======== RECORD EXTRACTS
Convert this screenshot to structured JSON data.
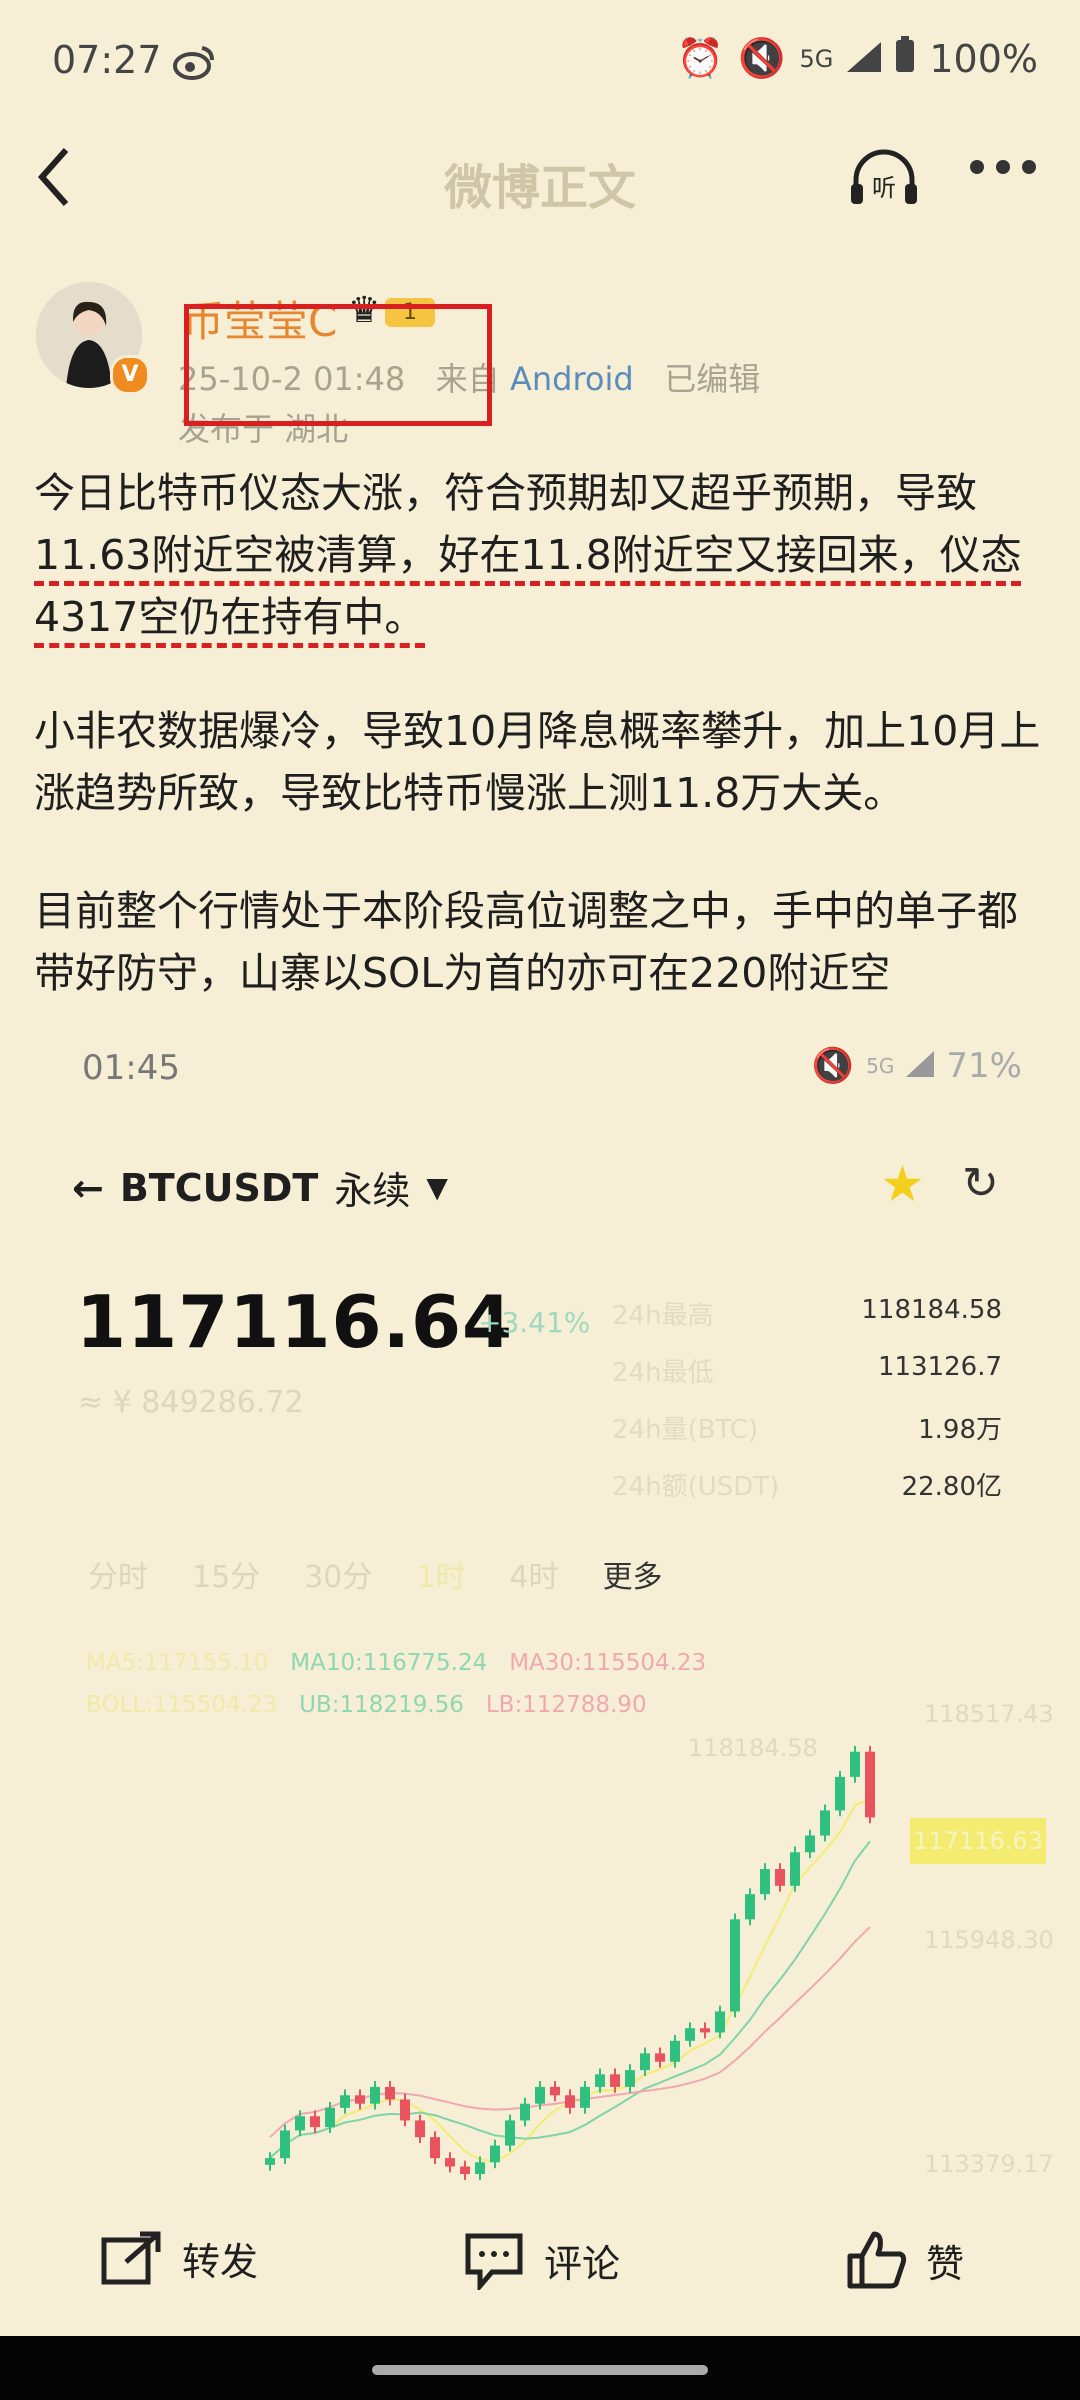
{
  "status_bar": {
    "time": "07:27",
    "network": "5G",
    "battery": "100%"
  },
  "header": {
    "title": "微博正文",
    "listen_label": "听"
  },
  "author": {
    "name": "币莹莹C",
    "level": "1",
    "verified_mark": "V",
    "date": "25-10-2 01:48",
    "source_prefix": "来自",
    "source": "Android",
    "edited": "已编辑",
    "location": "发布于 湖北"
  },
  "post": {
    "p1_a": "今日比特币仪态大涨，符合预期却又超乎预期，导致",
    "p1_b": "11.63附近空被清算，好在11.8附近空又接回来，仪态",
    "p1_c": "4317空仍在持有中。",
    "p2": "小非农数据爆冷，导致10月降息概率攀升，加上10月上涨趋势所致，导致比特币慢涨上测11.8万大关。",
    "p3": "目前整个行情处于本阶段高位调整之中，手中的单子都带好防守，山寨以SOL为首的亦可在220附近空"
  },
  "embedded": {
    "time": "01:45",
    "network": "5G",
    "battery": "71%",
    "pair": "BTCUSDT",
    "perp": "永续",
    "price": "117116.64",
    "change": "+3.41%",
    "cny": "≈ ¥ 849286.72",
    "stats": [
      {
        "key": "24h最高",
        "value": "118184.58"
      },
      {
        "key": "24h最低",
        "value": "113126.7"
      },
      {
        "key": "24h量(BTC)",
        "value": "1.98万"
      },
      {
        "key": "24h额(USDT)",
        "value": "22.80亿"
      }
    ],
    "tabs": [
      "分时",
      "15分",
      "30分",
      "1时",
      "4时",
      "更多"
    ],
    "ma5": "MA5:117155.10",
    "ma10": "MA10:116775.24",
    "ma30": "MA30:115504.23",
    "boll": "BOLL:115504.23",
    "ub": "UB:118219.56",
    "lb": "LB:112788.90",
    "y_top": "118517.43",
    "y_mid": "115948.30",
    "y_bot": "113379.17",
    "high_label": "118184.58",
    "current_tag": "117116.63",
    "colors": {
      "up": "#2fbf7f",
      "down": "#e8535d",
      "ma5": "#f3ec70",
      "ma10": "#7fd3a8",
      "ma30": "#f0a8b0"
    }
  },
  "chart_data": {
    "type": "candlestick",
    "ylim": [
      112788.9,
      118517.43
    ],
    "closes": [
      113050,
      113380,
      113550,
      113420,
      113650,
      113800,
      113700,
      113900,
      113750,
      113500,
      113300,
      113050,
      112950,
      112860,
      113000,
      113200,
      113500,
      113700,
      113900,
      113800,
      113650,
      113900,
      114050,
      113900,
      114100,
      114300,
      114200,
      114450,
      114600,
      114550,
      114800,
      115900,
      116200,
      116500,
      116300,
      116700,
      116900,
      117200,
      117600,
      117900,
      117116.64
    ]
  },
  "actions": {
    "repost": "转发",
    "comment": "评论",
    "like": "赞"
  }
}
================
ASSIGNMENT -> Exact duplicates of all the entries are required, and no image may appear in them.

EXERCISE OUTPUT ->
Convert this screenshot to structured JSON data.
{
  "status_bar": {
    "time": "07:27",
    "network": "5G",
    "battery": "100%"
  },
  "header": {
    "title": "微博正文",
    "listen_label": "听"
  },
  "author": {
    "name": "币莹莹C",
    "level": "1",
    "verified_mark": "V",
    "date": "25-10-2 01:48",
    "source_prefix": "来自",
    "source": "Android",
    "edited": "已编辑",
    "location": "发布于 湖北"
  },
  "post": {
    "p1_a": "今日比特币仪态大涨，符合预期却又超乎预期，导致",
    "p1_b": "11.63附近空被清算，好在11.8附近空又接回来，仪态",
    "p1_c": "4317空仍在持有中。",
    "p2": "小非农数据爆冷，导致10月降息概率攀升，加上10月上涨趋势所致，导致比特币慢涨上测11.8万大关。",
    "p3": "目前整个行情处于本阶段高位调整之中，手中的单子都带好防守，山寨以SOL为首的亦可在220附近空"
  },
  "embedded": {
    "time": "01:45",
    "network": "5G",
    "battery": "71%",
    "pair": "BTCUSDT",
    "perp": "永续",
    "price": "117116.64",
    "change": "+3.41%",
    "cny": "≈ ¥ 849286.72",
    "stats": [
      {
        "key": "24h最高",
        "value": "118184.58"
      },
      {
        "key": "24h最低",
        "value": "113126.7"
      },
      {
        "key": "24h量(BTC)",
        "value": "1.98万"
      },
      {
        "key": "24h额(USDT)",
        "value": "22.80亿"
      }
    ],
    "tabs": [
      "分时",
      "15分",
      "30分",
      "1时",
      "4时",
      "更多"
    ],
    "ma5": "MA5:117155.10",
    "ma10": "MA10:116775.24",
    "ma30": "MA30:115504.23",
    "boll": "BOLL:115504.23",
    "ub": "UB:118219.56",
    "lb": "LB:112788.90",
    "y_top": "118517.43",
    "y_mid": "115948.30",
    "y_bot": "113379.17",
    "high_label": "118184.58",
    "current_tag": "117116.63",
    "colors": {
      "up": "#2fbf7f",
      "down": "#e8535d",
      "ma5": "#f3ec70",
      "ma10": "#7fd3a8",
      "ma30": "#f0a8b0"
    }
  },
  "chart_data": {
    "type": "candlestick",
    "ylim": [
      112788.9,
      118517.43
    ],
    "closes": [
      113050,
      113380,
      113550,
      113420,
      113650,
      113800,
      113700,
      113900,
      113750,
      113500,
      113300,
      113050,
      112950,
      112860,
      113000,
      113200,
      113500,
      113700,
      113900,
      113800,
      113650,
      113900,
      114050,
      113900,
      114100,
      114300,
      114200,
      114450,
      114600,
      114550,
      114800,
      115900,
      116200,
      116500,
      116300,
      116700,
      116900,
      117200,
      117600,
      117900,
      117116.64
    ]
  },
  "actions": {
    "repost": "转发",
    "comment": "评论",
    "like": "赞"
  }
}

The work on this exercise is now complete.